Speaking of sleep-deprivation (because I know you really just want the gory details, not any of this “gosh I love my baby” mush), I’m happy to report that Vivi sleeps decently well. She usually sleeps from 6:30-8ish out in the living room with us (either in someone’s arms or in her swing chair), but I try to have both of us in bed (me in my actual bed, her in her bassinet) by 10/10:30. After that, she typically wakes up about three, sometimes four times, but we usually get two 3- to 4-hour stretches of sleep between the wake-ups. Vivian also takes a short morning nap (about an hour) around 10/11 a.m., and a longer nap (2ish hours) around 2:30 p.m (I try to join her for that one). The rest of the evening is a mix of wakefulness and sleep until the process starts all over again.
If it sounds like not at all a real schedule, it’s because it isn’t. It’s just the life of a newborn — they sleep a lot, but rarely for all that long. In fact, there is typically at least one night a week that she throws the whole thing out the window and just wakes up every hour and a half the whole night through.
Fun fact: That’s also how they torture prisoners of war.
True Life: My baby could be an evil dictator.
But you know what’s kind of funny? Even though I feel like I should be a zombie, I don’t really feel more tired than I usually did pre-baby. These crazy bodies of ours are capable of adapting to just about anything, apparently.
So, yes, I’m tired a lot. And regularly covered in someone else’s bodily fluids. And sometimes (often?) smell. As in, I literally stink. (Post-pregnancy hormones make you sweat a lot.)(GLAMOUR!)

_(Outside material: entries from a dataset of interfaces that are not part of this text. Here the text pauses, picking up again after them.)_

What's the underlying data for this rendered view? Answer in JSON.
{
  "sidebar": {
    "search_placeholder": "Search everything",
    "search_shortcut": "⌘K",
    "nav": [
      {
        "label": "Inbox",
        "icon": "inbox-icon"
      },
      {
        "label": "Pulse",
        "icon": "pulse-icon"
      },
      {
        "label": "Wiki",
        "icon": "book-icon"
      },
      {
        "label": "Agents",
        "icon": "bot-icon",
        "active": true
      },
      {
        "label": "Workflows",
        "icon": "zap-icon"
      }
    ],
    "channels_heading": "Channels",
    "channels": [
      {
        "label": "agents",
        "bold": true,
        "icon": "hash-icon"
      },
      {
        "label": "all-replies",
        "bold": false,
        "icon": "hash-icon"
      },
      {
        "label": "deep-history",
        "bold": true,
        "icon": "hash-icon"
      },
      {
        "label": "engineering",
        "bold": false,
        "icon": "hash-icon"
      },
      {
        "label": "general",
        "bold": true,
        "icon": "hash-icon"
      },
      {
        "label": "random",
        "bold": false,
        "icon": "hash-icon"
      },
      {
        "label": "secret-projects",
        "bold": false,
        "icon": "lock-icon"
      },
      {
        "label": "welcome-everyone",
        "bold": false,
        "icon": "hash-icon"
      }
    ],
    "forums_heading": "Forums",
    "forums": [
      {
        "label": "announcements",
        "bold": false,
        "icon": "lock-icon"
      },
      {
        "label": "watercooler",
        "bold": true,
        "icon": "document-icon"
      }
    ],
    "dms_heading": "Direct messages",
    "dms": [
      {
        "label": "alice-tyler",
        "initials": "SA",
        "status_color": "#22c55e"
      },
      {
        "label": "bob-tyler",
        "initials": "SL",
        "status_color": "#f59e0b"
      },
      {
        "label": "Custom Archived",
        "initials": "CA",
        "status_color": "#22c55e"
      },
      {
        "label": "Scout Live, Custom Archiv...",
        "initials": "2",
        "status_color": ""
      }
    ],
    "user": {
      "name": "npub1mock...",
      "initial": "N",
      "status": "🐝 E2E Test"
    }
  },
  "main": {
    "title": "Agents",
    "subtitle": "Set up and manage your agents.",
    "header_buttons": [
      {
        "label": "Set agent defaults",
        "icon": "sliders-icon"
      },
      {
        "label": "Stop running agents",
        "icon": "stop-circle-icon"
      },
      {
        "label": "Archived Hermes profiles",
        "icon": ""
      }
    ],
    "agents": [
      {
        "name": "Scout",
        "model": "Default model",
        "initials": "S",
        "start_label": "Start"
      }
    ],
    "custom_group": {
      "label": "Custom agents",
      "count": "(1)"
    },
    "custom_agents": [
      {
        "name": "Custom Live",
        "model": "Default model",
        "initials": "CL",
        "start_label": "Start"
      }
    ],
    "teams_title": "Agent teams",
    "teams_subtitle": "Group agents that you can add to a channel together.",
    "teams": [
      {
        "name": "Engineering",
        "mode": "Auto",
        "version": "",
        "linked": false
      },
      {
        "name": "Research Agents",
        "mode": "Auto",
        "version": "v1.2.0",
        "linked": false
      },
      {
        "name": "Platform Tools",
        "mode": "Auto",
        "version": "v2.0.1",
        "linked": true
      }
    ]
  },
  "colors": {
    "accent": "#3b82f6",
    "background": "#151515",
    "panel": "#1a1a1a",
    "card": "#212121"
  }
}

But I really wouldn’t trade a second of it. Because while I’m sure I’m making a million “mistakes” along the way, I feel like I’m good at this. Or, rather, that I can be. I feel like, slowly, I’m figuring this little girl out. And, maybe in spite of everything, having a lot of fun along the way. Because just when I think I’ve hit my limit and might be the worst mom ever, she does this:
And suddenly everything feels like it’s going to be all right again.
So what’s it like to have a baby? It’s overwhelming and incredibly trying. And it’s also completely wonderful.